§ What to do
In your reply, write out each entry exactly as given.

§ Data supplied

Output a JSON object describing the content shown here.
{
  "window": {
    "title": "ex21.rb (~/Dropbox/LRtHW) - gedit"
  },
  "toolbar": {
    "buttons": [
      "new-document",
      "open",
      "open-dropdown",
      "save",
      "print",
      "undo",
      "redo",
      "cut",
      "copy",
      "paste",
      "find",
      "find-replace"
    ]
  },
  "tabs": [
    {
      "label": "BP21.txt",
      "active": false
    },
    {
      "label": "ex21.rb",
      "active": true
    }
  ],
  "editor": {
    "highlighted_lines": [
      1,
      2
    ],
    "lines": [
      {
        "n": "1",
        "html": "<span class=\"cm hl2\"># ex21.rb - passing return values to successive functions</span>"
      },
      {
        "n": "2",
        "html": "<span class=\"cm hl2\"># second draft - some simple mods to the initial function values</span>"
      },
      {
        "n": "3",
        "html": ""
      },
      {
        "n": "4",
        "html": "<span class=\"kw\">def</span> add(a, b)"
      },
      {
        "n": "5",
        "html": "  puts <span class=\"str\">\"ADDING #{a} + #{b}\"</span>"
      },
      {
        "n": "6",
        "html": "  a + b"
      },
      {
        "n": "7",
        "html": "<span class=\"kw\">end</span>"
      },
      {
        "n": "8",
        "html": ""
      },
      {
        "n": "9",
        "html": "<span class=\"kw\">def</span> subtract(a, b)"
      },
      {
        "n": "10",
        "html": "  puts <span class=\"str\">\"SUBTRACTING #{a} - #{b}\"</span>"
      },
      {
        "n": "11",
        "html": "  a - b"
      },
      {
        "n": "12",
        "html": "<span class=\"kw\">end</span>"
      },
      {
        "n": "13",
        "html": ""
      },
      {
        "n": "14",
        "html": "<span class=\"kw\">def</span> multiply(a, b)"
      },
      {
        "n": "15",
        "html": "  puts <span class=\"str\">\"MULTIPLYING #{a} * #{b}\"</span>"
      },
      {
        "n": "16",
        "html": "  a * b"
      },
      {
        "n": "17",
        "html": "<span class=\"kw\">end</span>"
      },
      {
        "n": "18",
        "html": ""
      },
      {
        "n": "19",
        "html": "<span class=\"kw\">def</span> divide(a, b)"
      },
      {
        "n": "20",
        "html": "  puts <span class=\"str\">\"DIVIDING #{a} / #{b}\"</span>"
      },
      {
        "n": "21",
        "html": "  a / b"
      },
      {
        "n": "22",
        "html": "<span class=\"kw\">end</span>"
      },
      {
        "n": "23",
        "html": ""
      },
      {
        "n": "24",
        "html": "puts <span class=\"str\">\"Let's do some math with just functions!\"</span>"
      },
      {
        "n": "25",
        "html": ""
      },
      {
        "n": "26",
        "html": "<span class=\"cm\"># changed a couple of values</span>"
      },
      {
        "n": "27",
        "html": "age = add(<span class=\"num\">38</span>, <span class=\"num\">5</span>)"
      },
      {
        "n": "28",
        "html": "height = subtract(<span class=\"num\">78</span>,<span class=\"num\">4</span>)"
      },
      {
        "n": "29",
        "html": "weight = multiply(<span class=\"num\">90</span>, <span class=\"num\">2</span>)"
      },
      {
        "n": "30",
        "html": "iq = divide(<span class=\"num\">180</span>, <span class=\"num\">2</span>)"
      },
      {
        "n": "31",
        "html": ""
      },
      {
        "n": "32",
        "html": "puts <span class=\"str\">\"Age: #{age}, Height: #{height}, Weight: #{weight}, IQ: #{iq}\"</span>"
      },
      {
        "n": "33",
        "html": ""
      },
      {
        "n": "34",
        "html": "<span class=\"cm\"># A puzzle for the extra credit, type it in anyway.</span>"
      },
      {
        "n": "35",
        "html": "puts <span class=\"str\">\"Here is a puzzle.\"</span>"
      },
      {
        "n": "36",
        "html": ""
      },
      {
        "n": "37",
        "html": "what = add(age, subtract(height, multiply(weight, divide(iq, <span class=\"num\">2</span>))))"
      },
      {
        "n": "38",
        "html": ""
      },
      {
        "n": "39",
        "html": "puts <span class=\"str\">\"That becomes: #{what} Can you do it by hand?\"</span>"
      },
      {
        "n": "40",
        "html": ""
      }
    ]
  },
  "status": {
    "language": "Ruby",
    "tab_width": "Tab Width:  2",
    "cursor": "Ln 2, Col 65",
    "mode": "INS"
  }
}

§ Task response
Output a JSON object describing the content shown here.
{
  "window": {
    "title": "ex21.rb (~/Dropbox/LRtHW) - gedit"
  },
  "toolbar": {
    "buttons": [
      "new-document",
      "open",
      "open-dropdown",
      "save",
      "print",
      "undo",
      "redo",
      "cut",
      "copy",
      "paste",
      "find",
      "find-replace"
    ]
  },
  "tabs": [
    {
      "label": "BP21.txt",
      "active": false
    },
    {
      "label": "ex21.rb",
      "active": true
    }
  ],
  "editor": {
    "highlighted_lines": [
      1,
      2
    ],
    "lines": [
      {
        "n": "1",
        "html": "<span class=\"cm hl2\"># ex21.rb - passing return values to successive functions</span>"
      },
      {
        "n": "2",
        "html": "<span class=\"cm hl2\"># second draft - some simple mods to the initial function values</span>"
      },
      {
        "n": "3",
        "html": ""
      },
      {
        "n": "4",
        "html": "<span class=\"kw\">def</span> add(a, b)"
      },
      {
        "n": "5",
        "html": "  puts <span class=\"str\">\"ADDING #{a} + #{b}\"</span>"
      },
      {
        "n": "6",
        "html": "  a + b"
      },
      {
        "n": "7",
        "html": "<span class=\"kw\">end</span>"
      },
      {
        "n": "8",
        "html": ""
      },
      {
        "n": "9",
        "html": "<span class=\"kw\">def</span> subtract(a, b)"
      },
      {
        "n": "10",
        "html": "  puts <span class=\"str\">\"SUBTRACTING #{a} - #{b}\"</span>"
      },
      {
        "n": "11",
        "html": "  a - b"
      },
      {
        "n": "12",
        "html": "<span class=\"kw\">end</span>"
      },
      {
        "n": "13",
        "html": ""
      },
      {
        "n": "14",
        "html": "<span class=\"kw\">def</span> multiply(a, b)"
      },
      {
        "n": "15",
        "html": "  puts <span class=\"str\">\"MULTIPLYING #{a} * #{b}\"</span>"
      },
      {
        "n": "16",
        "html": "  a * b"
      },
      {
        "n": "17",
        "html": "<span class=\"kw\">end</span>"
      },
      {
        "n": "18",
        "html": ""
      },
      {
        "n": "19",
        "html": "<span class=\"kw\">def</span> divide(a, b)"
      },
      {
        "n": "20",
        "html": "  puts <span class=\"str\">\"DIVIDING #{a} / #{b}\"</span>"
      },
      {
        "n": "21",
        "html": "  a / b"
      },
      {
        "n": "22",
        "html": "<span class=\"kw\">end</span>"
      },
      {
        "n": "23",
        "html": ""
      },
      {
        "n": "24",
        "html": "puts <span class=\"str\">\"Let's do some math with just functions!\"</span>"
      },
      {
        "n": "25",
        "html": ""
      },
      {
        "n": "26",
        "html": "<span class=\"cm\"># changed a couple of values</span>"
      },
      {
        "n": "27",
        "html": "age = add(<span class=\"num\">38</span>, <span class=\"num\">5</span>)"
      },
      {
        "n": "28",
        "html": "height = subtract(<span class=\"num\">78</span>,<span class=\"num\">4</span>)"
      },
      {
        "n": "29",
        "html": "weight = multiply(<span class=\"num\">90</span>, <span class=\"num\">2</span>)"
      },
      {
        "n": "30",
        "html": "iq = divide(<span class=\"num\">180</span>, <span class=\"num\">2</span>)"
      },
      {
        "n": "31",
        "html": ""
      },
      {
        "n": "32",
        "html": "puts <span class=\"str\">\"Age: #{age}, Height: #{height}, Weight: #{weight}, IQ: #{iq}\"</span>"
      },
      {
        "n": "33",
        "html": ""
      },
      {
        "n": "34",
        "html": "<span class=\"cm\"># A puzzle for the extra credit, type it in anyway.</span>"
      },
      {
        "n": "35",
        "html": "puts <span class=\"str\">\"Here is a puzzle.\"</span>"
      },
      {
        "n": "36",
        "html": ""
      },
      {
        "n": "37",
        "html": "what = add(age, subtract(height, multiply(weight, divide(iq, <span class=\"num\">2</span>))))"
      },
      {
        "n": "38",
        "html": ""
      },
      {
        "n": "39",
        "html": "puts <span class=\"str\">\"That becomes: #{what} Can you do it by hand?\"</span>"
      },
      {
        "n": "40",
        "html": ""
      }
    ]
  },
  "status": {
    "language": "Ruby",
    "tab_width": "Tab Width:  2",
    "cursor": "Ln 2, Col 65",
    "mode": "INS"
  }
}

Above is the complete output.